#10

Hmm… is this somehow connected to the expression “to vent one’s spleen”?


#11

Stories where the key sentence is “why people of group $X do activity $Y” always make me a little uncomfortable.

I understand that there are differences between populations, but historically we have been terrible at dealing with this kind of information.


#12

They use highly efficient scuba diving equipment?


#13

I have known that people can train themselves to hold their breath and avoid the spasms that normally stop us after about two minutes. The record has slowly gone up to almost 12 minutes, according to…

There are longer breath-holding records up to 24 minutes but they mostly involve pre-breathing with pure oxygen. It seems the the Bajau 13 minutes is not recognised by the Guiness World record people, which is a little odd. I probably believe they can do this. If they spend their lives in the water, then you might expect them to be somewhere at the top of the breath-holding league, and their 13 minutes is only a bit over the Guiness figure.


#14

Do you know what the scientific word is for a group of geographically-isolated people that have developed a genetic adaptation that confers an evolutionary advantage? A race. Yeah, I know.


#15

How frigging cool is that?

I’m holding my breath right now.


#16

And the show Jago: A Life Underwater on Netflix tells a great story of the life of a Bajau man.

https://www.netflix.com/title/80194126


#17

Secret backstory of Non-Essential Systems Maintenance Chief Ryley Robinson?


#18

I didn’t know that one. The best example I could think of is the Grendel from The Legacy of Heorot. Its an alien apex predator which can release oxidizer into its bloodstream while attacking prey. In a later book a grendel uses a trickle of stored oxidizer to survive an extended swim through a flooded cave network.


#19
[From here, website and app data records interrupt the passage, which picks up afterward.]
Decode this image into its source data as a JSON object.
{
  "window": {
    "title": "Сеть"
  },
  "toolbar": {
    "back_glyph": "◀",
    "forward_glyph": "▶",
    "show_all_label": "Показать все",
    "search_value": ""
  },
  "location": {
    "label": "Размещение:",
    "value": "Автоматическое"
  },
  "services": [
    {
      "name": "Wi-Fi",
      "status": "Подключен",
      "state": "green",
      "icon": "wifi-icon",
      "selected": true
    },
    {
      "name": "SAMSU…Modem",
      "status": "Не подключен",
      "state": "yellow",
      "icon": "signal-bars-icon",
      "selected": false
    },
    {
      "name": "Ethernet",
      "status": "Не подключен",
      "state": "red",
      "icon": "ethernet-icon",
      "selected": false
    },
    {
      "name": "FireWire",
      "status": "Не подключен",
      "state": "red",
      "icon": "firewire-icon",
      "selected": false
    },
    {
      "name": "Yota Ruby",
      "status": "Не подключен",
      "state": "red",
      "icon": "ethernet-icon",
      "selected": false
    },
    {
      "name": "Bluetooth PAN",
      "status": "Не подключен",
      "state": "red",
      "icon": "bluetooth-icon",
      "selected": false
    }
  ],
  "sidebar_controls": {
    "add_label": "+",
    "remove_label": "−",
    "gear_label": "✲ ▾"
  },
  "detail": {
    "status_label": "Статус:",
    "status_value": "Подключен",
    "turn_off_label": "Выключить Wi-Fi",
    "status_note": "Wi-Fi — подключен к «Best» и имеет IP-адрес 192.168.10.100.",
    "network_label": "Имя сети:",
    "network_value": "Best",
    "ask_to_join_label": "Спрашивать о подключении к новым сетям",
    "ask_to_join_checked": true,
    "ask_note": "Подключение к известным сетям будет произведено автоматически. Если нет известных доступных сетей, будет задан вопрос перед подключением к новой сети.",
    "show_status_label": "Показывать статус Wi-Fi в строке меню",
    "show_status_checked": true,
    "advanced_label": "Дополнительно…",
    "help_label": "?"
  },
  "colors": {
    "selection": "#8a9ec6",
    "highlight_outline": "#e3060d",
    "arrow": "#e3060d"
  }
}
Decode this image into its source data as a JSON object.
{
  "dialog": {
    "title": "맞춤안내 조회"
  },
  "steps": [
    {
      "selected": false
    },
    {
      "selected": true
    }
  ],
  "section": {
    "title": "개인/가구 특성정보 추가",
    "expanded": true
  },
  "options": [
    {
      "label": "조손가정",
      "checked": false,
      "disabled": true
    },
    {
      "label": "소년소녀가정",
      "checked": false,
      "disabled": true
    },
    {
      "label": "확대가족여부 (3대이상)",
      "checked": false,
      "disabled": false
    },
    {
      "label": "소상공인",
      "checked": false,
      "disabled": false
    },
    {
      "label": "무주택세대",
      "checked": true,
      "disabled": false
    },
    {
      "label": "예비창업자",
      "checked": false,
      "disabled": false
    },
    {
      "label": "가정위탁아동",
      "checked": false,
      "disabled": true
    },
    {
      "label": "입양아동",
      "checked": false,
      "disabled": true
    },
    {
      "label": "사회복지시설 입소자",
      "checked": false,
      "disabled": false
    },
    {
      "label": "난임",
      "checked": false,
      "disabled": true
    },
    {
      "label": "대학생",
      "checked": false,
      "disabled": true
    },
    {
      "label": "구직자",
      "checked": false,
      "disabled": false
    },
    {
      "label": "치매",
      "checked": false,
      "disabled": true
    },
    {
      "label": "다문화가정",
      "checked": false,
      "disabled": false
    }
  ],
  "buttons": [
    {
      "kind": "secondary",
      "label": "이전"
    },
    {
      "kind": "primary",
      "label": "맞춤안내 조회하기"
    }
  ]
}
Ok but how about now?


#20

You know this is a really interesting thing. John Varley and Peter Watts have both written about people replacing one lung with a prosthesis which enables them to live without breathing. But you have to lose that lung to make space. People can live without a spleen though. So what about making an artificial spleen, which uses an external supply of oxygen (and probably external power) to efficiently feed external oxygen into the body. You could save a lot of gas that way, and lose a lot of the infrastructure which is needed to turn a tank of liquid oxygen into a breathable atmosphere.